TASK BRIEF: Write out all of the listing exactly. Add nothing to it.

MATERIAL FOR THIS TASK:
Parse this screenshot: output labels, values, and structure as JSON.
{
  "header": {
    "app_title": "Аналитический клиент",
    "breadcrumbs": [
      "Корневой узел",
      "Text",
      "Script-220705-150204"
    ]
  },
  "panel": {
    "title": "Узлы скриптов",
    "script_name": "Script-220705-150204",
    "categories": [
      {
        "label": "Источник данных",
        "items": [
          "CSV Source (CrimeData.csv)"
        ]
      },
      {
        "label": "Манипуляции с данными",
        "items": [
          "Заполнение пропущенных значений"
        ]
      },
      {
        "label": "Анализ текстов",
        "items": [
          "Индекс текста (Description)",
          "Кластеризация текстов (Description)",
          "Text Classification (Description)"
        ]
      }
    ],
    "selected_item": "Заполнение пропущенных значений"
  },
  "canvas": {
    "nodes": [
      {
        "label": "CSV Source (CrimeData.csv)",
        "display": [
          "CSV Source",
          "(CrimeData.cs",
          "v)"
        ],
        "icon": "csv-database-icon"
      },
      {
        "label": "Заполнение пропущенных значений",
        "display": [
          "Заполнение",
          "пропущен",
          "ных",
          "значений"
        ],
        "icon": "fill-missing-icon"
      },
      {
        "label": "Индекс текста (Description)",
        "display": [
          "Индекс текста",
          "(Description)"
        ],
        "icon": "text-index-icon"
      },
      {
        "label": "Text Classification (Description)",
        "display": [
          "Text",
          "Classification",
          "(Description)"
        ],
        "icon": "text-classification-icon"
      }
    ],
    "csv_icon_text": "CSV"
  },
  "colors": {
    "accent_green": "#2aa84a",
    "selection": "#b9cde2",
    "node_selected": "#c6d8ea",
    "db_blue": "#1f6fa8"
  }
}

EXERCISE RESPONSE:
Parse this screenshot: output labels, values, and structure as JSON.
{
  "header": {
    "app_title": "Аналитический клиент",
    "breadcrumbs": [
      "Корневой узел",
      "Text",
      "Script-220705-150204"
    ]
  },
  "panel": {
    "title": "Узлы скриптов",
    "script_name": "Script-220705-150204",
    "categories": [
      {
        "label": "Источник данных",
        "items": [
          "CSV Source (CrimeData.csv)"
        ]
      },
      {
        "label": "Манипуляции с данными",
        "items": [
          "Заполнение пропущенных значений"
        ]
      },
      {
        "label": "Анализ текстов",
        "items": [
          "Индекс текста (Description)",
          "Кластеризация текстов (Description)",
          "Text Classification (Description)"
        ]
      }
    ],
    "selected_item": "Заполнение пропущенных значений"
  },
  "canvas": {
    "nodes": [
      {
        "label": "CSV Source (CrimeData.csv)",
        "display": [
          "CSV Source",
          "(CrimeData.cs",
          "v)"
        ],
        "icon": "csv-database-icon"
      },
      {
        "label": "Заполнение пропущенных значений",
        "display": [
          "Заполнение",
          "пропущен",
          "ных",
          "значений"
        ],
        "icon": "fill-missing-icon"
      },
      {
        "label": "Индекс текста (Description)",
        "display": [
          "Индекс текста",
          "(Description)"
        ],
        "icon": "text-index-icon"
      },
      {
        "label": "Text Classification (Description)",
        "display": [
          "Text",
          "Classification",
          "(Description)"
        ],
        "icon": "text-classification-icon"
      }
    ],
    "csv_icon_text": "CSV"
  },
  "colors": {
    "accent_green": "#2aa84a",
    "selection": "#b9cde2",
    "node_selected": "#c6d8ea",
    "db_blue": "#1f6fa8"
  }
}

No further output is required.